And the sad part is that most of the time, I don’t like that, because I don’t want to know how bad I really am.

The truth is that there is more nasty corrosion under the surface of my heart than I realize.  The truth is that apart from Christ, there is no good in me (Rom. 7:18).  But, the good news of the gospel is that Jesus is cleansing, redeeming, and healing me.  He is applying his heavenly balm to my sin-sick wounds.  God does this because he loves us, and he only does this to those he loves (Heb. 12:6).  Sometimes that’s nearly impossible to believe.  But there is more good news in the gospel:  Jesus purchased the ability to believe the truth that no matter the situation, he works all things for good if we love him and are called according to his purpose (Rom. 8:28).

O Lord, let us embrace suffering, knowing that your desire is for us to glorify you and grow in holiness.  Let your discipline root out all our sin that we might truly be more conformed to the image of Christ, as we were predestined to be (Rom. 8:29).


Automatic Transmissions and the Glory of God

The transmission in my Mazda 626 went out this week.  It still works for the most part, but the odds of it falling out of my engine and lying dead on the road soon are relatively good.  I’m not going to lie, that sucks.  I need a car and God knows that.  However, God has shown me his glory through the process of dropping $1,400 two weeks ago for other problems and getting ready to sell the car in December due to the fact that I’m moving to South Africa.  I can’t put more money into it.  But I can’t afford a new car.  Quite the dilemma.

This isn’t suffering — compared to what Jesus went through before he died on the cross — but in its own unique way, it is discipline.  Some hardcore, eschatology-freak Christians might say that God punishes his children for sins or poor choices we make.  Those people might say, “James, you sinned, so God is punishing you buy breaking your car and causing financial strain.”  Hmm, sorry, no he’s not.

I do think, however, I’m being disciplined.  For those of you who are more gracious and lenient, more of the hippie-Jesus crowd, you might say, “C’mon, James.  Disciplined?  A transmission?  That’s just what happens in life.  Just roll with it, man.”  I disagree with you as well.  God made Mazda 626 transmissions — as shoddy as they are — for their purpose.  I believe God caused my transmission to crap out.  Call me a radical, but listen first.  Proverbs 16:4 says, “The LORD has made everything for its purpose.”  Further, the word “discipline,” in English, comes from the Latin disciplina which means “teaching, learning.”  I’m learning about God’s glory because of my car’s transmission.  Here’s how the author of Hebrews talks about God’s discipline.

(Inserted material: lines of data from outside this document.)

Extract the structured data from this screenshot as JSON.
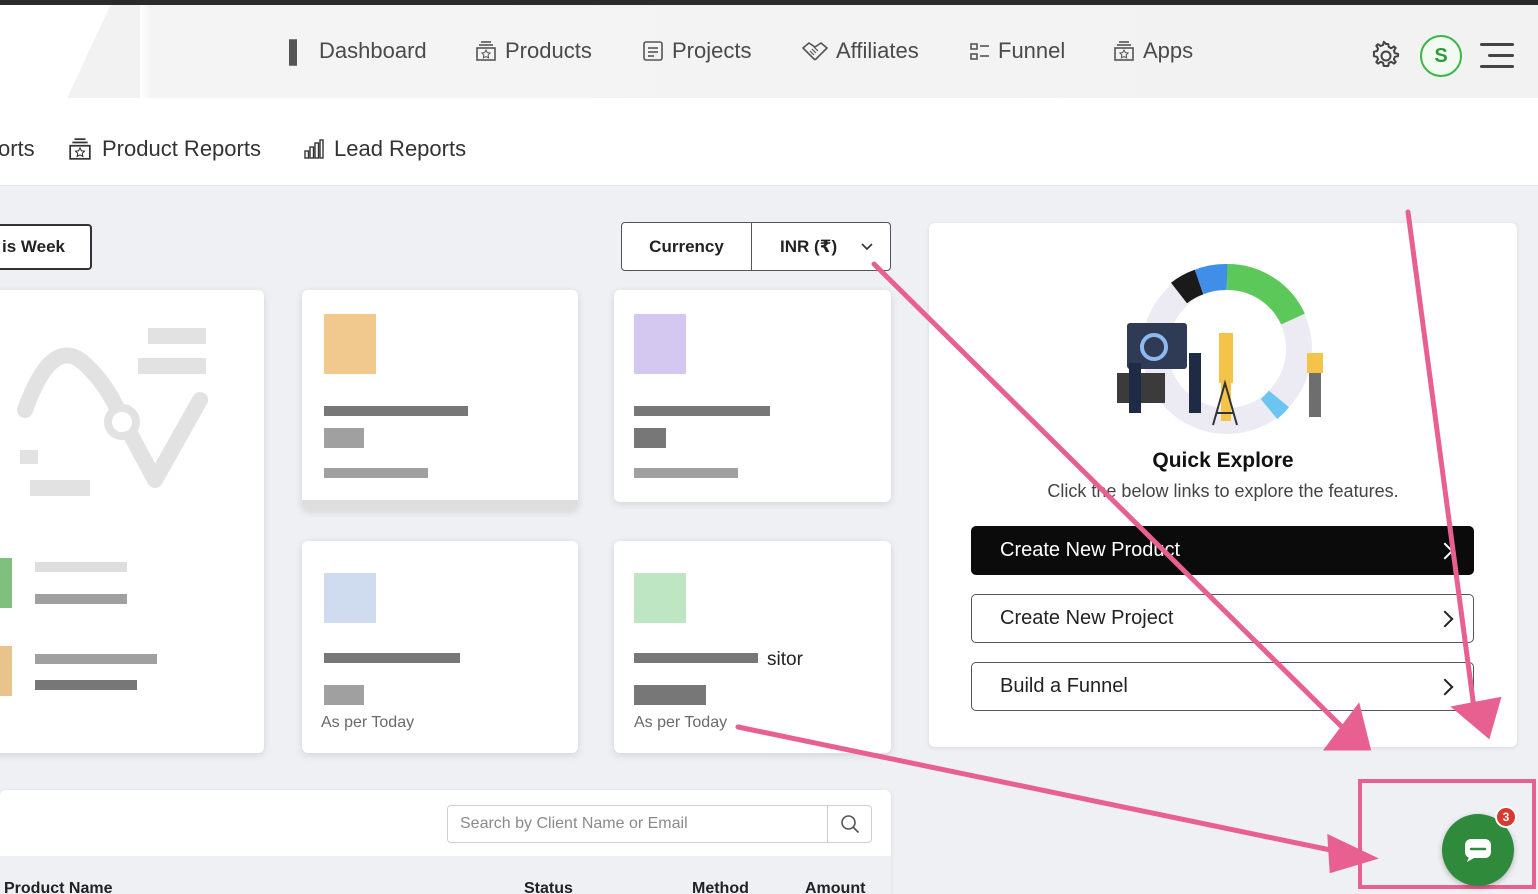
{
  "topnav": {
    "items": [
      {
        "label": "Dashboard",
        "icon": "dashboard-grid-icon"
      },
      {
        "label": "Products",
        "icon": "products-box-icon"
      },
      {
        "label": "Projects",
        "icon": "projects-doc-icon"
      },
      {
        "label": "Affiliates",
        "icon": "handshake-icon"
      },
      {
        "label": "Funnel",
        "icon": "funnel-icon"
      },
      {
        "label": "Apps",
        "icon": "apps-box-icon"
      }
    ],
    "avatar_initial": "S",
    "accent_green": "#3bb54a"
  },
  "subnav": {
    "items": [
      {
        "label": "orts"
      },
      {
        "label": "Product Reports"
      },
      {
        "label": "Lead Reports"
      }
    ]
  },
  "filter": {
    "week_label": "is Week",
    "currency_label": "Currency",
    "currency_value": "INR (₹)"
  },
  "stat_cards": [
    {
      "text": "",
      "footer": ""
    },
    {
      "text": "",
      "footer": "As per Today"
    },
    {
      "text": "sitor",
      "footer": "As per Today"
    }
  ],
  "quick_explore": {
    "title": "Quick Explore",
    "description": "Click the below links to explore the features.",
    "buttons": [
      {
        "label": "Create New Product"
      },
      {
        "label": "Create New Project"
      },
      {
        "label": "Build a Funnel"
      }
    ]
  },
  "table": {
    "search_placeholder": "Search by Client Name or Email",
    "columns": [
      "Product Name",
      "Status",
      "Method",
      "Amount"
    ]
  },
  "chat": {
    "badge_count": "3",
    "color": "#2f8a3b",
    "highlight_color": "#e8608f"
  }
}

It is for discipline that you have to endure.  God is treating you as sons. For what son is there whom his father does not discipline?  If you are left without discipline, in which all have participated, then you are illegitimate children and not sons.
– Hebrews 12:7-8

If I am not seeing God’s glory and knowing him more, I am not his son.  I’m just a religious phony who isn’t born again.  When I got the phone call that the transmission’s funeral will be held sometime this month, I was not happy.  But after that moment of frustration, I said, “God, it’s okay.  It’s just a car.  Show me your glory in this.  Help me get through this well.”  God is using this to cause me to endure.  I need to depend on him financially even more than before.  Now, I need to trust God to find a way to get to the gym each day.  I need to trust God that someone will want to buy this car despite it having a bad transmission.  I need to trust God that he knew what he was doing when I bought this car two and a half years ago not knowing how much money I’d invest in it.

Thank God for my transmission.  It’s an opportunity to believe God’s promises and see his glory.  He made everything for it’s purpose.  Even transmissions.